Which set is "best", then? I have long treasured Abbado's as the finest overall achievement in this music, given the outstanding contributions of the London Symphony Orchestra. Mr. Fenech recommended this one, and it's even more enticing at the low price and similar layout to the Abbado. That leaves Ashkenazy out in the cold, without any couplings, or any champions in Universal's marketing department. Between the remaining two, there is little reason to favor one over the other. Should you want your couplings to be exclusively overtures, I suggest the Abbado set. Should you prefer choral music, Dohnányi is worth considering, especially as the cantata is one of the conductors' specialties.

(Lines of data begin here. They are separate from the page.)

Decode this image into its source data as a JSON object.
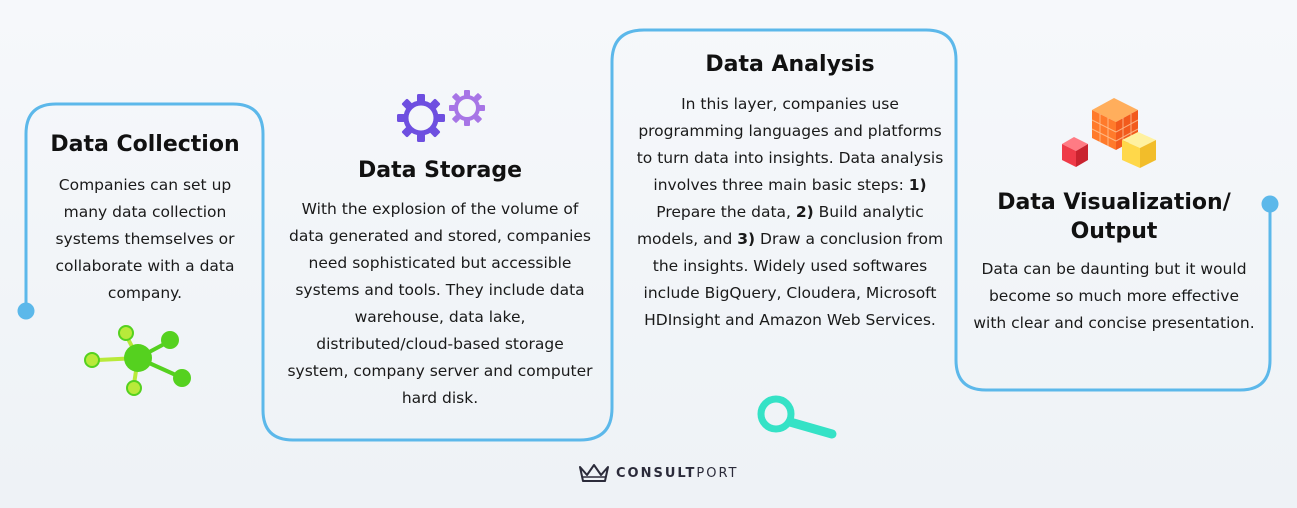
{
  "stages": [
    {
      "title": "Data Collection",
      "description": "Companies can set up many data collection systems themselves or collaborate with a data company.",
      "icon": "network-nodes-icon"
    },
    {
      "title": "Data Storage",
      "description": "With the explosion of the volume of data generated and stored, companies need sophisticated but accessible systems and tools. They include data warehouse, data lake, distributed/cloud-based storage system, company server and computer hard disk.",
      "icon": "gears-icon"
    },
    {
      "title": "Data Analysis",
      "description_parts": [
        "In this layer, companies use programming languages and platforms to turn data into insights. Data analysis involves three main basic steps: ",
        "1)",
        " Prepare the data, ",
        "2)",
        " Build analytic models, and ",
        "3)",
        " Draw a conclusion from the insights. Widely used softwares include BigQuery, Cloudera, Microsoft HDInsight and Amazon Web Services."
      ],
      "icon": "magnifying-glass-icon"
    },
    {
      "title": "Data Visualization/ Output",
      "description": "Data can be daunting but it would become so much more effective with clear and concise presentation.",
      "icon": "cubes-icon"
    }
  ],
  "logo": {
    "bold": "CONSULT",
    "light": "PORT"
  },
  "colors": {
    "connector": "#5cb8ea",
    "purple": "#6e4fe0",
    "violet": "#a775e6",
    "green": "#55d11f",
    "lime": "#b8ea3a",
    "teal": "#35e2c6",
    "orange": "#ff7a2b",
    "red": "#ef3a48",
    "yellow": "#ffd84a"
  }
}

While the Vienna Philharmonic plays with their customary polish and finesse, I can't deny that Claudio Abbado was one of the great Mendelssohn conductors of his age, and both sets feature quality sound production.

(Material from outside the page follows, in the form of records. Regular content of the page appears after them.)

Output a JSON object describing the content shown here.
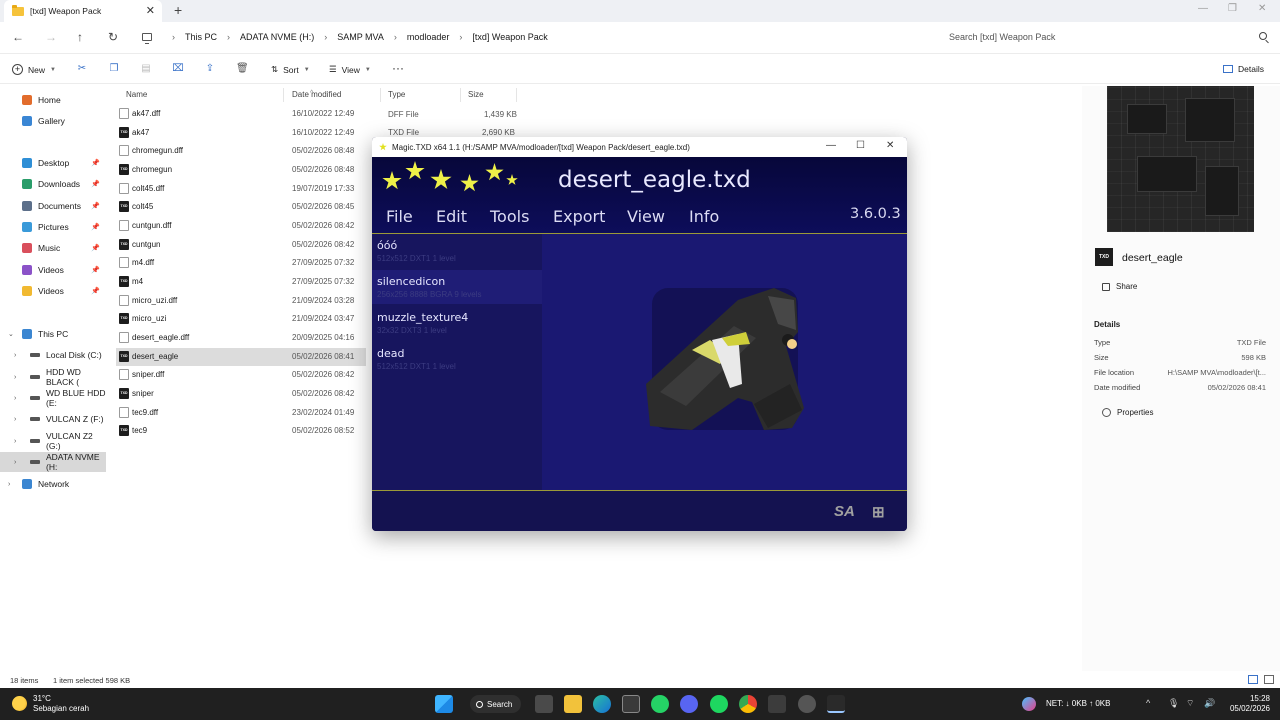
{
  "explorer": {
    "tab_title": "[txd] Weapon Pack",
    "new_tab": "+",
    "breadcrumb": [
      "This PC",
      "ADATA NVME (H:)",
      "SAMP MVA",
      "modloader",
      "[txd] Weapon Pack"
    ],
    "search_placeholder": "Search [txd] Weapon Pack",
    "toolbar": {
      "new": "New",
      "sort": "Sort",
      "view": "View",
      "more": "···",
      "details": "Details"
    },
    "nav": {
      "home": "Home",
      "gallery": "Gallery",
      "quick": [
        "Desktop",
        "Downloads",
        "Documents",
        "Pictures",
        "Music",
        "Videos",
        "Videos"
      ],
      "this_pc": "This PC",
      "drives": [
        "Local Disk (C:)",
        "HDD WD BLACK (",
        "WD BLUE HDD (E:",
        "VULCAN Z (F:)",
        "VULCAN Z2 (G:)",
        "ADATA NVME (H:"
      ],
      "network": "Network"
    },
    "columns": {
      "name": "Name",
      "date": "Date modified",
      "type": "Type",
      "size": "Size"
    },
    "files": [
      {
        "name": "ak47.dff",
        "date": "16/10/2022 12:49",
        "icon": "dff-file-icon"
      },
      {
        "name": "ak47",
        "date": "16/10/2022 12:49",
        "icon": "txd-file-icon"
      },
      {
        "name": "chromegun.dff",
        "date": "05/02/2026 08:48",
        "icon": "dff-file-icon"
      },
      {
        "name": "chromegun",
        "date": "05/02/2026 08:48",
        "icon": "txd-file-icon"
      },
      {
        "name": "colt45.dff",
        "date": "19/07/2019 17:33",
        "icon": "dff-file-icon"
      },
      {
        "name": "colt45",
        "date": "05/02/2026 08:45",
        "icon": "txd-file-icon"
      },
      {
        "name": "cuntgun.dff",
        "date": "05/02/2026 08:42",
        "icon": "dff-file-icon"
      },
      {
        "name": "cuntgun",
        "date": "05/02/2026 08:42",
        "icon": "txd-file-icon"
      },
      {
        "name": "m4.dff",
        "date": "27/09/2025 07:32",
        "icon": "dff-file-icon"
      },
      {
        "name": "m4",
        "date": "27/09/2025 07:32",
        "icon": "txd-file-icon"
      },
      {
        "name": "micro_uzi.dff",
        "date": "21/09/2024 03:28",
        "icon": "dff-file-icon"
      },
      {
        "name": "micro_uzi",
        "date": "21/09/2024 03:47",
        "icon": "txd-file-icon"
      },
      {
        "name": "desert_eagle.dff",
        "date": "20/09/2025 04:16",
        "icon": "dff-file-icon"
      },
      {
        "name": "desert_eagle",
        "date": "05/02/2026 08:41",
        "icon": "txd-file-icon",
        "selected": true
      },
      {
        "name": "sniper.dff",
        "date": "05/02/2026 08:42",
        "icon": "dff-file-icon"
      },
      {
        "name": "sniper",
        "date": "05/02/2026 08:42",
        "icon": "txd-file-icon"
      },
      {
        "name": "tec9.dff",
        "date": "23/02/2024 01:49",
        "icon": "dff-file-icon"
      },
      {
        "name": "tec9",
        "date": "05/02/2026 08:52",
        "icon": "txd-file-icon"
      }
    ],
    "visible_types": [
      {
        "type": "DFF File",
        "size": "1,439 KB"
      },
      {
        "type": "TXD File",
        "size": "2,690 KB"
      }
    ],
    "status": {
      "items": "18 items",
      "selected": "1 item selected  598 KB"
    },
    "details": {
      "name": "desert_eagle",
      "share": "Share",
      "section": "Details",
      "rows": [
        {
          "label": "Type",
          "value": "TXD File"
        },
        {
          "label": "Size",
          "value": "598 KB"
        },
        {
          "label": "File location",
          "value": "H:\\SAMP MVA\\modloader\\[t..."
        },
        {
          "label": "Date modified",
          "value": "05/02/2026 08:41"
        }
      ],
      "properties": "Properties"
    }
  },
  "magictxd": {
    "title": "Magic.TXD x64 1.1 (H:/SAMP MVA/modloader/[txd] Weapon Pack/desert_eagle.txd)",
    "file": "desert_eagle.txd",
    "menu": [
      "File",
      "Edit",
      "Tools",
      "Export",
      "View",
      "Info"
    ],
    "version": "3.6.0.3",
    "textures": [
      {
        "name": "óóó",
        "meta": "512x512 DXT1 1 level"
      },
      {
        "name": "silencedicon",
        "meta": "256x256 8888 BGRA 9 levels"
      },
      {
        "name": "muzzle_texture4",
        "meta": "32x32 DXT3 1 level"
      },
      {
        "name": "dead",
        "meta": "512x512 DXT1 1 level"
      }
    ],
    "footer_logo": "SA",
    "colors": {
      "bg": "#0c0c3a",
      "accent": "#eef048",
      "preview": "#1a1872"
    }
  },
  "taskbar": {
    "weather_temp": "31°C",
    "weather_desc": "Sebagian cerah",
    "search": "Search",
    "net": "NET: ↓ 0KB ↑ 0KB",
    "time": "15:28",
    "date": "05/02/2026"
  }
}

One factor may tip the scales in favor of Abbado, and that is the issue of repeats. Before I became a writer, I never much bothered with the question of repeats, and wondered what all the fuss was about. Charles Munch's Beethoven recordings proved just how odd symphonic music can sound without them, and Dohnányi's Mendelssohn is another such case. As several English critics have pointed out, this is no big deal in some of the early symphonies but sounds noticeably jarring in the "Italian". Of course, none of this may matter to you at all, in which case this set is highly recommended. Actually, you can get both this set and the Abbado for the price of a high-end Beethoven cycle. Should you love the composer, I readily believe in the value of having both.

Copyright © 2015, Brian Wigman